==== Extracted records ====

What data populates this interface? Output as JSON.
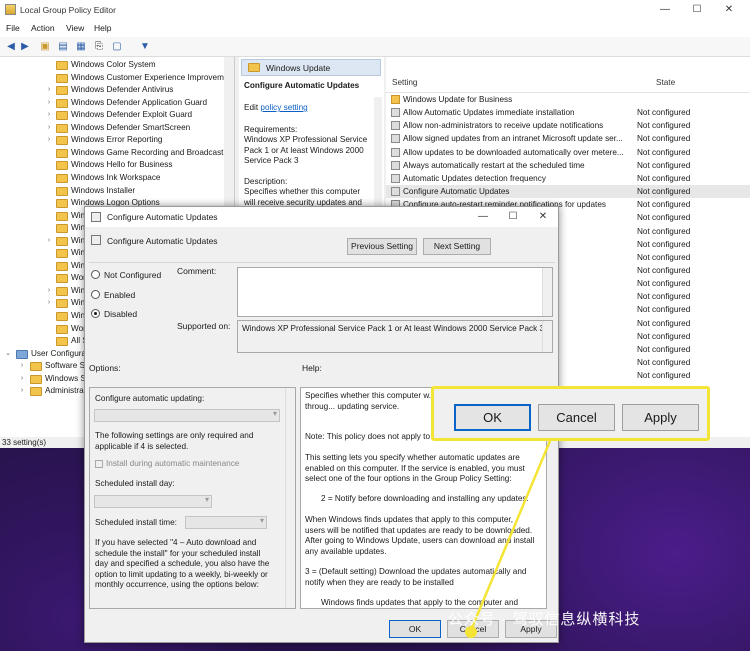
{
  "window": {
    "title": "Local Group Policy Editor",
    "minimize": "—",
    "maximize": "☐",
    "close": "✕"
  },
  "menu": [
    "File",
    "Action",
    "View",
    "Help"
  ],
  "tree": {
    "items": [
      {
        "label": "Windows Color System",
        "chev": ""
      },
      {
        "label": "Windows Customer Experience Improvem",
        "chev": ""
      },
      {
        "label": "Windows Defender Antivirus",
        "chev": "›"
      },
      {
        "label": "Windows Defender Application Guard",
        "chev": "›"
      },
      {
        "label": "Windows Defender Exploit Guard",
        "chev": "›"
      },
      {
        "label": "Windows Defender SmartScreen",
        "chev": "›"
      },
      {
        "label": "Windows Error Reporting",
        "chev": "›"
      },
      {
        "label": "Windows Game Recording and Broadcasti",
        "chev": ""
      },
      {
        "label": "Windows Hello for Business",
        "chev": ""
      },
      {
        "label": "Windows Ink Workspace",
        "chev": ""
      },
      {
        "label": "Windows Installer",
        "chev": ""
      },
      {
        "label": "Windows Logon Options",
        "chev": ""
      },
      {
        "label": "Win",
        "chev": ""
      },
      {
        "label": "Win",
        "chev": ""
      },
      {
        "label": "Win",
        "chev": "›"
      },
      {
        "label": "Win",
        "chev": ""
      },
      {
        "label": "Win",
        "chev": ""
      },
      {
        "label": "Wor",
        "chev": ""
      },
      {
        "label": "Win",
        "chev": "›"
      },
      {
        "label": "Win",
        "chev": "›"
      },
      {
        "label": "Win",
        "chev": ""
      },
      {
        "label": "Wor",
        "chev": ""
      },
      {
        "label": "All Setti",
        "chev": ""
      }
    ],
    "user_config": "User Configura",
    "sub": [
      "Software S",
      "Windows S",
      "Administra"
    ]
  },
  "desc": {
    "header": "Windows Update",
    "title": "Configure Automatic Updates",
    "edit_prefix": "Edit ",
    "edit_link": "policy setting",
    "req_label": "Requirements:",
    "req_text": "Windows XP Professional Service Pack 1 or At least Windows 2000 Service Pack 3",
    "desc_label": "Description:",
    "desc_text": "Specifies whether this computer will receive security updates and"
  },
  "list": {
    "col_setting": "Setting",
    "col_state": "State",
    "rows": [
      {
        "name": "Windows Update for Business",
        "state": "",
        "folder": true
      },
      {
        "name": "Allow Automatic Updates immediate installation",
        "state": "Not configured"
      },
      {
        "name": "Allow non-administrators to receive update notifications",
        "state": "Not configured"
      },
      {
        "name": "Allow signed updates from an intranet Microsoft update ser...",
        "state": "Not configured"
      },
      {
        "name": "Allow updates to be downloaded automatically over metere...",
        "state": "Not configured"
      },
      {
        "name": "Always automatically restart at the scheduled time",
        "state": "Not configured"
      },
      {
        "name": "Automatic Updates detection frequency",
        "state": "Not configured"
      },
      {
        "name": "Configure Automatic Updates",
        "state": "Not configured",
        "selected": true
      },
      {
        "name": "Configure auto-restart reminder notifications for updates",
        "state": "Not configured"
      },
      {
        "name": "for updates",
        "state": "Not configured"
      },
      {
        "name": "s schedule for u...",
        "state": "Not configured"
      },
      {
        "name": "",
        "state": "Not configured"
      },
      {
        "name": "",
        "state": "Not configured"
      },
      {
        "name": "ates and Shut Do...",
        "state": "Not configured"
      },
      {
        "name": "pse scans against ...",
        "state": "Not configured"
      },
      {
        "name": "ernet locations",
        "state": "Not configured"
      },
      {
        "name": "own' option in Sh...",
        "state": "Not configured"
      },
      {
        "name": "for updates",
        "state": "Not configured"
      },
      {
        "name": "",
        "state": "Not configured"
      },
      {
        "name": "nent to automati...",
        "state": "Not configured"
      },
      {
        "name": "cheduled automat...",
        "state": "Not configured"
      },
      {
        "name": "",
        "state": "Not configured"
      }
    ]
  },
  "status": "33 setting(s)",
  "dialog": {
    "title": "Configure Automatic Updates",
    "heading": "Configure Automatic Updates",
    "prev": "Previous Setting",
    "next": "Next Setting",
    "radio_nc": "Not Configured",
    "radio_en": "Enabled",
    "radio_dis": "Disabled",
    "comment_label": "Comment:",
    "supported_label": "Supported on:",
    "supported_text": "Windows XP Professional Service Pack 1 or At least Windows 2000 Service Pack 3",
    "options_label": "Options:",
    "help_label": "Help:",
    "opt_configure": "Configure automatic updating:",
    "opt_note": "The following settings are only required and applicable if 4 is selected.",
    "opt_install_maint": "Install during automatic maintenance",
    "opt_day": "Scheduled install day:",
    "opt_time": "Scheduled install time:",
    "opt_para": "If you have selected \"4 – Auto download and schedule the install\" for your scheduled install day and specified a schedule, you also have the option to limit updating to a weekly, bi-weekly or monthly occurrence, using the options below:",
    "help_1": "Specifies whether this computer w... other important downloads throug... updating service.",
    "help_2": "Note: This policy does not apply to",
    "help_3": "This setting lets you specify whether automatic updates are enabled on this computer. If the service is enabled, you must select one of the four options in the Group Policy Setting:",
    "help_4": "2 = Notify before downloading and installing any updates.",
    "help_5": "When Windows finds updates that apply to this computer, users will be notified that updates are ready to be downloaded. After going to Windows Update, users can download and install any available updates.",
    "help_6": "3 = (Default setting) Download the updates automatically and notify when they are ready to be installed",
    "help_7": "Windows finds updates that apply to the computer and",
    "ok": "OK",
    "cancel": "Cancel",
    "apply": "Apply"
  },
  "zoom": {
    "ok": "OK",
    "cancel": "Cancel",
    "apply": "Apply"
  },
  "watermark": "公众号 · 驾驭信息纵横科技",
  "colors": {
    "highlight": "#f4e435",
    "default_button_border": "#0a64c8"
  }
}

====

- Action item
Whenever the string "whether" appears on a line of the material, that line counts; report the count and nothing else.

- Expected output
3